═══ Supplied records ═══
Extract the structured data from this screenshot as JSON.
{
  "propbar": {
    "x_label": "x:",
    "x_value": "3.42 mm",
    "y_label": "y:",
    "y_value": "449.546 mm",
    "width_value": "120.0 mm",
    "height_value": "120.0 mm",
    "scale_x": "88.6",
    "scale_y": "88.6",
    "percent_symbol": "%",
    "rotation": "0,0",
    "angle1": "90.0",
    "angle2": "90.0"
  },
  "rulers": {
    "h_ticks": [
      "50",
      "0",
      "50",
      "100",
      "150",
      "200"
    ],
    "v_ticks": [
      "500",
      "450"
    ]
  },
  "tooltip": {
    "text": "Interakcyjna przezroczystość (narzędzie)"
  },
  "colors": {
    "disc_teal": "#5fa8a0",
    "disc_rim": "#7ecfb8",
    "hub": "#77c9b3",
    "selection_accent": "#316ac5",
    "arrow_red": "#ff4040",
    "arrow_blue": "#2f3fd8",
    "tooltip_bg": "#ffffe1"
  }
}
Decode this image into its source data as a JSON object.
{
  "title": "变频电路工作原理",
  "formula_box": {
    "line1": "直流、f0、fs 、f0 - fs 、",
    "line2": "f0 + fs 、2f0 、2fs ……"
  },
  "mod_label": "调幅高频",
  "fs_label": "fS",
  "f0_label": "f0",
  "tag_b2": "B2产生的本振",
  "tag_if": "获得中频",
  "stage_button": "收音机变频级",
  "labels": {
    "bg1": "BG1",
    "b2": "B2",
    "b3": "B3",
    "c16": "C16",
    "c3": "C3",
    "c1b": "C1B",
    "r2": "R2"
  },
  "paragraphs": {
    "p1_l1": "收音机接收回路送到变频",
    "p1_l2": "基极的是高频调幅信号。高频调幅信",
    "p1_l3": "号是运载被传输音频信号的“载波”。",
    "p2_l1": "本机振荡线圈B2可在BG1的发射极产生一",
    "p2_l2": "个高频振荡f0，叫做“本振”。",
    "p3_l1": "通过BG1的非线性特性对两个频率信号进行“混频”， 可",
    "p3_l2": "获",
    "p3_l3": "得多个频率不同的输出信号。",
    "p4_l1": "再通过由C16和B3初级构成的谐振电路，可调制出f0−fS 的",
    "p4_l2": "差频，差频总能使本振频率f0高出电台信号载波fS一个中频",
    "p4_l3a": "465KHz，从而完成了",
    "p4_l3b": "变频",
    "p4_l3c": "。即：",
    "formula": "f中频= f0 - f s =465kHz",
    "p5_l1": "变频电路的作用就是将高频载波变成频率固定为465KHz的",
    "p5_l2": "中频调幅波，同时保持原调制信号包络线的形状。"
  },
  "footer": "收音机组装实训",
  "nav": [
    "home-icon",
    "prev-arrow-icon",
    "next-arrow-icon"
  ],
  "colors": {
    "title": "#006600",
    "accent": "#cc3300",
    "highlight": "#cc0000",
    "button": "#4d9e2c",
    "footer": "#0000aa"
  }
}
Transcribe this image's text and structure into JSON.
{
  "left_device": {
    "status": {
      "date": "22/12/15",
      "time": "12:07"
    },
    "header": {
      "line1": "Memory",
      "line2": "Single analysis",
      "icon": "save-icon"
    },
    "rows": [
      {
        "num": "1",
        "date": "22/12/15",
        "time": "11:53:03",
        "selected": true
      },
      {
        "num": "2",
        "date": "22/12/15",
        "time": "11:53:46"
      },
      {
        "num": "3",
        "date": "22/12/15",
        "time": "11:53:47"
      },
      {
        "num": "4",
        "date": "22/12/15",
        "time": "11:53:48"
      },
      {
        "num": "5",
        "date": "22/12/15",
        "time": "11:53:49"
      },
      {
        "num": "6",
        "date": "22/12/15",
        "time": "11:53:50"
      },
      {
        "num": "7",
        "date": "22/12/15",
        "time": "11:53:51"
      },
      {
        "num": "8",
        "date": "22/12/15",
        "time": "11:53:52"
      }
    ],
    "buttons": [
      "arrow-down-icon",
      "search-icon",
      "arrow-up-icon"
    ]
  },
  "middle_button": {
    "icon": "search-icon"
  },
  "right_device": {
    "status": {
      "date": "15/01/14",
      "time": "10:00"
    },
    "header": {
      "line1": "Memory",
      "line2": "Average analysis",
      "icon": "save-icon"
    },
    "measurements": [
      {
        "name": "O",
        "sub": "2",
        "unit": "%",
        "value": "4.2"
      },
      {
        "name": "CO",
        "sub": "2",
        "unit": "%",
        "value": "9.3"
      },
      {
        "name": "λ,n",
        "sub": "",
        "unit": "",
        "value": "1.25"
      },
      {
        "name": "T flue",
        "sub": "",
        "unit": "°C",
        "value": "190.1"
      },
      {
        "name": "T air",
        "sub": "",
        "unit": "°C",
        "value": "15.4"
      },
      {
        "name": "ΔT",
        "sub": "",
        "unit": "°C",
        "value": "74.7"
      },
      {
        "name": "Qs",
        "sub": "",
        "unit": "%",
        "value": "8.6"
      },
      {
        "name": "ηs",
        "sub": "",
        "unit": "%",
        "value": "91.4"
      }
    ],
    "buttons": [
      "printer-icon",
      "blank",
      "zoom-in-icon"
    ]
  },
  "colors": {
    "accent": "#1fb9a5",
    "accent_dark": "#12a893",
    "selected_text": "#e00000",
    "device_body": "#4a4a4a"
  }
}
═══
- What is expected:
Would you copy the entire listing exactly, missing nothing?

- Answer below:
Extract the structured data from this screenshot as JSON.
{
  "propbar": {
    "x_label": "x:",
    "x_value": "3.42 mm",
    "y_label": "y:",
    "y_value": "449.546 mm",
    "width_value": "120.0 mm",
    "height_value": "120.0 mm",
    "scale_x": "88.6",
    "scale_y": "88.6",
    "percent_symbol": "%",
    "rotation": "0,0",
    "angle1": "90.0",
    "angle2": "90.0"
  },
  "rulers": {
    "h_ticks": [
      "50",
      "0",
      "50",
      "100",
      "150",
      "200"
    ],
    "v_ticks": [
      "500",
      "450"
    ]
  },
  "tooltip": {
    "text": "Interakcyjna przezroczystość (narzędzie)"
  },
  "colors": {
    "disc_teal": "#5fa8a0",
    "disc_rim": "#7ecfb8",
    "hub": "#77c9b3",
    "selection_accent": "#316ac5",
    "arrow_red": "#ff4040",
    "arrow_blue": "#2f3fd8",
    "tooltip_bg": "#ffffe1"
  }
}
Decode this image into its source data as a JSON object.
{
  "title": "变频电路工作原理",
  "formula_box": {
    "line1": "直流、f0、fs 、f0 - fs 、",
    "line2": "f0 + fs 、2f0 、2fs ……"
  },
  "mod_label": "调幅高频",
  "fs_label": "fS",
  "f0_label": "f0",
  "tag_b2": "B2产生的本振",
  "tag_if": "获得中频",
  "stage_button": "收音机变频级",
  "labels": {
    "bg1": "BG1",
    "b2": "B2",
    "b3": "B3",
    "c16": "C16",
    "c3": "C3",
    "c1b": "C1B",
    "r2": "R2"
  },
  "paragraphs": {
    "p1_l1": "收音机接收回路送到变频",
    "p1_l2": "基极的是高频调幅信号。高频调幅信",
    "p1_l3": "号是运载被传输音频信号的“载波”。",
    "p2_l1": "本机振荡线圈B2可在BG1的发射极产生一",
    "p2_l2": "个高频振荡f0，叫做“本振”。",
    "p3_l1": "通过BG1的非线性特性对两个频率信号进行“混频”， 可",
    "p3_l2": "获",
    "p3_l3": "得多个频率不同的输出信号。",
    "p4_l1": "再通过由C16和B3初级构成的谐振电路，可调制出f0−fS 的",
    "p4_l2": "差频，差频总能使本振频率f0高出电台信号载波fS一个中频",
    "p4_l3a": "465KHz，从而完成了",
    "p4_l3b": "变频",
    "p4_l3c": "。即：",
    "formula": "f中频= f0 - f s =465kHz",
    "p5_l1": "变频电路的作用就是将高频载波变成频率固定为465KHz的",
    "p5_l2": "中频调幅波，同时保持原调制信号包络线的形状。"
  },
  "footer": "收音机组装实训",
  "nav": [
    "home-icon",
    "prev-arrow-icon",
    "next-arrow-icon"
  ],
  "colors": {
    "title": "#006600",
    "accent": "#cc3300",
    "highlight": "#cc0000",
    "button": "#4d9e2c",
    "footer": "#0000aa"
  }
}
Transcribe this image's text and structure into JSON.
{
  "left_device": {
    "status": {
      "date": "22/12/15",
      "time": "12:07"
    },
    "header": {
      "line1": "Memory",
      "line2": "Single analysis",
      "icon": "save-icon"
    },
    "rows": [
      {
        "num": "1",
        "date": "22/12/15",
        "time": "11:53:03",
        "selected": true
      },
      {
        "num": "2",
        "date": "22/12/15",
        "time": "11:53:46"
      },
      {
        "num": "3",
        "date": "22/12/15",
        "time": "11:53:47"
      },
      {
        "num": "4",
        "date": "22/12/15",
        "time": "11:53:48"
      },
      {
        "num": "5",
        "date": "22/12/15",
        "time": "11:53:49"
      },
      {
        "num": "6",
        "date": "22/12/15",
        "time": "11:53:50"
      },
      {
        "num": "7",
        "date": "22/12/15",
        "time": "11:53:51"
      },
      {
        "num": "8",
        "date": "22/12/15",
        "time": "11:53:52"
      }
    ],
    "buttons": [
      "arrow-down-icon",
      "search-icon",
      "arrow-up-icon"
    ]
  },
  "middle_button": {
    "icon": "search-icon"
  },
  "right_device": {
    "status": {
      "date": "15/01/14",
      "time": "10:00"
    },
    "header": {
      "line1": "Memory",
      "line2": "Average analysis",
      "icon": "save-icon"
    },
    "measurements": [
      {
        "name": "O",
        "sub": "2",
        "unit": "%",
        "value": "4.2"
      },
      {
        "name": "CO",
        "sub": "2",
        "unit": "%",
        "value": "9.3"
      },
      {
        "name": "λ,n",
        "sub": "",
        "unit": "",
        "value": "1.25"
      },
      {
        "name": "T flue",
        "sub": "",
        "unit": "°C",
        "value": "190.1"
      },
      {
        "name": "T air",
        "sub": "",
        "unit": "°C",
        "value": "15.4"
      },
      {
        "name": "ΔT",
        "sub": "",
        "unit": "°C",
        "value": "74.7"
      },
      {
        "name": "Qs",
        "sub": "",
        "unit": "%",
        "value": "8.6"
      },
      {
        "name": "ηs",
        "sub": "",
        "unit": "%",
        "value": "91.4"
      }
    ],
    "buttons": [
      "printer-icon",
      "blank",
      "zoom-in-icon"
    ]
  },
  "colors": {
    "accent": "#1fb9a5",
    "accent_dark": "#12a893",
    "selected_text": "#e00000",
    "device_body": "#4a4a4a"
  }
}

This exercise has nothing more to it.